For most purposes, it is quite satisfactory to treat the Earth as a sphere. If necessary, an ellipsoid can provide a better approximation. Some standard textbooks that may be helpful follow (reviews are by Steve Robertson of Tangent Survey Systems in Canada:

Bomford, Guy 1980 Geodesy Clarendon Press, Oxford
ISBN 0-19-851946-X

Review: For geodetic computations, this is pretty well the standard in English. It's a cookbook and offers no development, however.

Vanicek, Petr, and Krakiwsky, Edward 1986 Geodesy, the Concepts North-Holland, Amsterdam
ISBN 0-444-87775-4

Review: This offers a great, but quite involved, discussion of the concepts behind geometrical (and all other) geodesy.

Torge, Wolfgang 1980 Geodesy de Gruyter, Berlin (translated to English by C. Jekeli)
ISBN 3-11-007232-7

Review: This concentrates mostly on gravimetric geodesy, but has some geometrical stuff, well explained without too much mathematics.

Software for solving distance and azimuth problems on the ellipsoid can be obtained (as of 10/10/96) by anonymous ftp from several sources, two of which are listed below:

The URL of the National Geodetic Survey (of the National Oceanic and Atmospheric Administration in the US Department of Commerce) is:

Review (by Ronald C. McConnell of Bellcore: They have Fortran source and PC executable versions of both the normal "inverse" great circle calculations (two lat/long pairs to distance and bearing), and the less used "forward" calculation (one lat/long pair plus bearing and distance to the second lat/long pair). They have both 2-dimensional and 3-dimensional versions of each. The inverse program works to within a few seconds or a few minutes, depending on the fortran compiler, of the antipodal points. The forward program seems immune to any and all problem locations and pairs of locations. You can choose among a couple of dozen ellipsoids.

See the file for explanations. The NGS software directory may contain other listing of interest.

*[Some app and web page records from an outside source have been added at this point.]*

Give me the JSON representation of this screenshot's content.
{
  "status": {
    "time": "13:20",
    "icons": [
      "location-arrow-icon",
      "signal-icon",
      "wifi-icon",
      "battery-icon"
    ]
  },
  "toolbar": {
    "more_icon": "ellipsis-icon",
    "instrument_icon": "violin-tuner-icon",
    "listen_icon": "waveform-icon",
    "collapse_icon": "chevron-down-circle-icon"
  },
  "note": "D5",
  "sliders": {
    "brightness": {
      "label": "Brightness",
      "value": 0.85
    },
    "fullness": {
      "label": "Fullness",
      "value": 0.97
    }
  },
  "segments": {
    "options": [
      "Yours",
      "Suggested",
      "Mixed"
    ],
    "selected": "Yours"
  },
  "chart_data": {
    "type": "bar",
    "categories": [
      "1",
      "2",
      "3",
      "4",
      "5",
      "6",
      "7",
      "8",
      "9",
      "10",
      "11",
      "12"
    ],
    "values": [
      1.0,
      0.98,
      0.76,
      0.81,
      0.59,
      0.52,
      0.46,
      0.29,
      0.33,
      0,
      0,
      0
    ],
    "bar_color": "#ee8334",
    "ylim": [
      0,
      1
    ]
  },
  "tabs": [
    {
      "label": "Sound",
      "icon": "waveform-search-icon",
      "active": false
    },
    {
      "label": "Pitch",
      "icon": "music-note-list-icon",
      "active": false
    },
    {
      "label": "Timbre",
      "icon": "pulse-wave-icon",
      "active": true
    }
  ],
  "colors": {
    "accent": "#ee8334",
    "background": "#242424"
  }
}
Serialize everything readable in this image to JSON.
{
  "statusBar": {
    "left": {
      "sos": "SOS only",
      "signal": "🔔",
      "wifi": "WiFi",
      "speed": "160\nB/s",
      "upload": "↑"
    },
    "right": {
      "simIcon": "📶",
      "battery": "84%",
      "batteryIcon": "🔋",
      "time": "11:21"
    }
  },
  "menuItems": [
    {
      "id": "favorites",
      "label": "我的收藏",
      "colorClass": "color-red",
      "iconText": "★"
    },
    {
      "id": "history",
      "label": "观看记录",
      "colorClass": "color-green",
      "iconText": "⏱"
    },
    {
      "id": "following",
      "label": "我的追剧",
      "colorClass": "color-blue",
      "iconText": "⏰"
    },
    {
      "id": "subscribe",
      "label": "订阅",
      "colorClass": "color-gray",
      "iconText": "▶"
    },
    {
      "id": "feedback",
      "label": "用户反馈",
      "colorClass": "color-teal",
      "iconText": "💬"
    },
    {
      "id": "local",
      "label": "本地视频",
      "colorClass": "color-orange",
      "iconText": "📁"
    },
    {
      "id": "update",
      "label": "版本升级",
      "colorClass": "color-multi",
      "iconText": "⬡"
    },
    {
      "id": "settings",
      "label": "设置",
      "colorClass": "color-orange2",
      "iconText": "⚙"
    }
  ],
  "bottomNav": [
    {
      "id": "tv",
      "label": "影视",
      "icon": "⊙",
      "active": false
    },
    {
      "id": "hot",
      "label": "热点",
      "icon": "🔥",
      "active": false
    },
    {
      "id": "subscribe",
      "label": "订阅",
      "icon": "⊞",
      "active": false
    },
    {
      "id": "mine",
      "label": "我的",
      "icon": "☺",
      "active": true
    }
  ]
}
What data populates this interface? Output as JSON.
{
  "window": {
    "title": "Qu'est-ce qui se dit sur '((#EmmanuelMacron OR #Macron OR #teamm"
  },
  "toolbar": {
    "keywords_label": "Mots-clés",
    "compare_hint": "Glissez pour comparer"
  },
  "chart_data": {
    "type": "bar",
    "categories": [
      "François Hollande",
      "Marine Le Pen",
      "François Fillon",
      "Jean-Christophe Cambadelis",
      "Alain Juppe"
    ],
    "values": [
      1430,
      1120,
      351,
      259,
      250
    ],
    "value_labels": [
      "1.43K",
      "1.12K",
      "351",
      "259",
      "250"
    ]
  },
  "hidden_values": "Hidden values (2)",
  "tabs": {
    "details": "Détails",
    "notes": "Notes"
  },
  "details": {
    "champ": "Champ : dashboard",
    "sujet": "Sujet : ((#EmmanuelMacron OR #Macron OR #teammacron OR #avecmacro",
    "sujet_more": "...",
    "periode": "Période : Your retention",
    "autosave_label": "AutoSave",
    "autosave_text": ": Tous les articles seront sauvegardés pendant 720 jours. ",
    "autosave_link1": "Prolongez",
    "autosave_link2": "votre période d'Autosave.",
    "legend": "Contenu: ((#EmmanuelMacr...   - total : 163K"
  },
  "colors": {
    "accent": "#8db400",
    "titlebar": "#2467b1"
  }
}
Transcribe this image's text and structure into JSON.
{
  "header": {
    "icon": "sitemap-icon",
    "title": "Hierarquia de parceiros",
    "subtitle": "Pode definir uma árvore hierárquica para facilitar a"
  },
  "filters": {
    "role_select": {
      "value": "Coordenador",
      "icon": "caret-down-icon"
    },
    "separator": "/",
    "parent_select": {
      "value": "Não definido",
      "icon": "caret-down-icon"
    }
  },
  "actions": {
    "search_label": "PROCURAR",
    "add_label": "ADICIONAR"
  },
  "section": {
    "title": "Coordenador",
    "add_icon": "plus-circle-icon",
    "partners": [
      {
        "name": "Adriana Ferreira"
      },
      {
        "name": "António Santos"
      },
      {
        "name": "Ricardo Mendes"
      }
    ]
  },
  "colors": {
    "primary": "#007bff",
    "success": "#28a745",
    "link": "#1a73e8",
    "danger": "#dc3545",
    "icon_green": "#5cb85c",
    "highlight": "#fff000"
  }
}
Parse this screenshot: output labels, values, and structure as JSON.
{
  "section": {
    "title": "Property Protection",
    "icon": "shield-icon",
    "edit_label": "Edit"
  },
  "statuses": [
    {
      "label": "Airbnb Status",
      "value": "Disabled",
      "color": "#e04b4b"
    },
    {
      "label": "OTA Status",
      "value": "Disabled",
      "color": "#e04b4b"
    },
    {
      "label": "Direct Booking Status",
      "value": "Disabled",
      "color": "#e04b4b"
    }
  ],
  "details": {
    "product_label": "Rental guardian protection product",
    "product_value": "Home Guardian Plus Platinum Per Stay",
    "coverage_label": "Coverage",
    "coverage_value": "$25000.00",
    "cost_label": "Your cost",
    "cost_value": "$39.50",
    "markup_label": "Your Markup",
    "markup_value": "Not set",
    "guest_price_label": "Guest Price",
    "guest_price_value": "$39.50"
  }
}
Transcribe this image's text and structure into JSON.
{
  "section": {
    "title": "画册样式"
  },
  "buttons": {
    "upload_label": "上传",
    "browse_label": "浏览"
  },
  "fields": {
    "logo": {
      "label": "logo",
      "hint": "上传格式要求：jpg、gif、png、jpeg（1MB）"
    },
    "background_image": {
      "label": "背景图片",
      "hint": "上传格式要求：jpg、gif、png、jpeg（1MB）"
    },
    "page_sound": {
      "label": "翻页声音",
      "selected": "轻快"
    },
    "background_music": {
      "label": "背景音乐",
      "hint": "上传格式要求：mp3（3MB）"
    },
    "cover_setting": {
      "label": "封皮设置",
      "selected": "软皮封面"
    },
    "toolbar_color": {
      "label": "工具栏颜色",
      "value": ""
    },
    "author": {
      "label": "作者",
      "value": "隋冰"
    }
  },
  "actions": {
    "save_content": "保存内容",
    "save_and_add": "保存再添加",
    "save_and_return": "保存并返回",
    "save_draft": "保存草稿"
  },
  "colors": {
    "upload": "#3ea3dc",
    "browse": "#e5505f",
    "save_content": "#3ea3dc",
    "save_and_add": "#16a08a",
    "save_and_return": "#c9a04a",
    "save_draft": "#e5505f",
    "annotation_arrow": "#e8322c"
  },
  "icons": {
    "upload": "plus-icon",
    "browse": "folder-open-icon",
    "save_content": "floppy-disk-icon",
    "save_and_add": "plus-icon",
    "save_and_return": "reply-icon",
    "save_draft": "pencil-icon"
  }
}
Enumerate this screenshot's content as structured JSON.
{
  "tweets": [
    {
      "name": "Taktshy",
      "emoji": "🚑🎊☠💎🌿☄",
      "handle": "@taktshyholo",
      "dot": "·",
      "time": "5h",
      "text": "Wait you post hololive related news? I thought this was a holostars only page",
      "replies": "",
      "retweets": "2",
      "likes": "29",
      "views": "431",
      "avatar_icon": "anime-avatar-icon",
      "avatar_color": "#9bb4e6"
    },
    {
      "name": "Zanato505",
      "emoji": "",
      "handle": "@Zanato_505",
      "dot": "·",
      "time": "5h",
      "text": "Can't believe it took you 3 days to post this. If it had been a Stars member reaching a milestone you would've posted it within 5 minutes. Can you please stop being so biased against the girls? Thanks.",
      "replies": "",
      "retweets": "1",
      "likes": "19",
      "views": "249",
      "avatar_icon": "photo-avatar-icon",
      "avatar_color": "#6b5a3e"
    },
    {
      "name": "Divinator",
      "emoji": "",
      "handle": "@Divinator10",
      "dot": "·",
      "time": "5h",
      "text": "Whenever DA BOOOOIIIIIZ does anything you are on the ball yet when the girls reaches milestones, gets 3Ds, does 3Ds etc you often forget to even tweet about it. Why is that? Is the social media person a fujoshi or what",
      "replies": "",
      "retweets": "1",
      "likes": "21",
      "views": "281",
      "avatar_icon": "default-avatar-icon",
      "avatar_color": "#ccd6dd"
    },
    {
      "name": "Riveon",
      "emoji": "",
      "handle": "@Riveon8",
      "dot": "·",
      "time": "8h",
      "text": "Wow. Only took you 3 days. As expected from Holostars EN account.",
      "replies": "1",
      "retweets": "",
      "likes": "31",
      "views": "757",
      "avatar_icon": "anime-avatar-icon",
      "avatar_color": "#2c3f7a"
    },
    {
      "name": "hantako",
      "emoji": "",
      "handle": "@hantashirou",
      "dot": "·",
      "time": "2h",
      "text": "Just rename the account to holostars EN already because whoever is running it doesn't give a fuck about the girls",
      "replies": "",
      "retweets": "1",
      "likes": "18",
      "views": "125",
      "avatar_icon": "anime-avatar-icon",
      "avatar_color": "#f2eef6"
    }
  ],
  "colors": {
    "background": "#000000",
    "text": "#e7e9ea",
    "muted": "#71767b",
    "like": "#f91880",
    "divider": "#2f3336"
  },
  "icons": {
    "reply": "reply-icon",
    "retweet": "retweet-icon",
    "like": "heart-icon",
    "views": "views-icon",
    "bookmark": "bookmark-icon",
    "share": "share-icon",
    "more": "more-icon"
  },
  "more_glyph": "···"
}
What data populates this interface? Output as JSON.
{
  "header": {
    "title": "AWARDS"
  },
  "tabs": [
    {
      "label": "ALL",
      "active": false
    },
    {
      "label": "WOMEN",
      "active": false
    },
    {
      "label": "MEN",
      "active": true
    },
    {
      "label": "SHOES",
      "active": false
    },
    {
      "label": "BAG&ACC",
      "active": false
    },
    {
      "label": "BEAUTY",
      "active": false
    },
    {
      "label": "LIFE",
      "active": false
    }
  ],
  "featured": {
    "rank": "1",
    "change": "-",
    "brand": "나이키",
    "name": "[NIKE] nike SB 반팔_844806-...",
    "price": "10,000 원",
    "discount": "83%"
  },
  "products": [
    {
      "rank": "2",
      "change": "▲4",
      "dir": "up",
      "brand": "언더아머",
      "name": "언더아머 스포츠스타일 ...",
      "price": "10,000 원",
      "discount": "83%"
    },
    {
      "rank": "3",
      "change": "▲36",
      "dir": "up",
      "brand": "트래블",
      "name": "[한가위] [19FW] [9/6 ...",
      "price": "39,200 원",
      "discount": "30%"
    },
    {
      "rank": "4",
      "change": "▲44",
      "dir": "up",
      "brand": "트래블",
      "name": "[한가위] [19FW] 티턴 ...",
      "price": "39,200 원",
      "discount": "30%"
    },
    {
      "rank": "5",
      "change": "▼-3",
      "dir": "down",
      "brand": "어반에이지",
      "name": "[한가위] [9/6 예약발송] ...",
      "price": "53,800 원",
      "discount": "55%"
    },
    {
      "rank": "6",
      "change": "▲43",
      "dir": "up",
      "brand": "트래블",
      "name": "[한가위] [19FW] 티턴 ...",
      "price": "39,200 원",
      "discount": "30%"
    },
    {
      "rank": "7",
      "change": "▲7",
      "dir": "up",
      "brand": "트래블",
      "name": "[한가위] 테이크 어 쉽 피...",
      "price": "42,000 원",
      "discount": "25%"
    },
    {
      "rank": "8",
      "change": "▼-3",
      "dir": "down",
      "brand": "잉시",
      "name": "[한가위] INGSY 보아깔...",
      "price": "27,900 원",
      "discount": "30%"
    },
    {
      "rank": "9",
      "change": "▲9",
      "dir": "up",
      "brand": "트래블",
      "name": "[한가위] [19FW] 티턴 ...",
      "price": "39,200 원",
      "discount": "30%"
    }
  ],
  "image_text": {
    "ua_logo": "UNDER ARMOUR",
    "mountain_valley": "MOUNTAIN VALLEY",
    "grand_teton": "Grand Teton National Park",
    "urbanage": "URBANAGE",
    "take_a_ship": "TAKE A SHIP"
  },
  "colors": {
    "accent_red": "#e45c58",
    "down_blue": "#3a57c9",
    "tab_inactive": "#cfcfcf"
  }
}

Its URL is:
Case is relevant in many URLs - eg: this one.

Another anonymous ftp source for ellipsoid software is the US Geological Survey (of the US Department of the Interior), at:

Again, see the README file for explanations. The URLs for the USGS directory and home page are:

5.1c: When is it NOT okay to assume the Earth is an ellipsoid?

The shape the Earth would assume if it were all measured at mean sea level is called the geoid. The geoid varies no more than about a hundred meters above or below a well-fitting ellipsoid, a variation far less than the ellipsoid varies from the sphere. Terrain relief is reported relative to the geoid. (Paraphrased from p. 11 of the book by Snyder cited above.)

Distances on the surface of the geoid are not particularly meaningful. However, there are applications, such as long-term prediction of orbits of Earth satellites, that require better approximations than are provided by an ellipsoid. Astrodynamics texts, such as

Kaula, William M. 1966 Theory of Satellite Geodesy Blaisdell
Publishing Co., Waltham, MA (This book may be out of print.)

Battin, Richard H. 1964 Astronautical Guidance McGraw-Hill,
New York (There may be later editions.)

may be consulted for further information.

Distances on the surface of the terrain, whether geodesic, on roads, cross-country, or straight-line, depend on relief (including elevation differences), the status of engineering projects, and perhaps even route selection. Hence, computation is idiosyncratic and not well suited to simple approximations.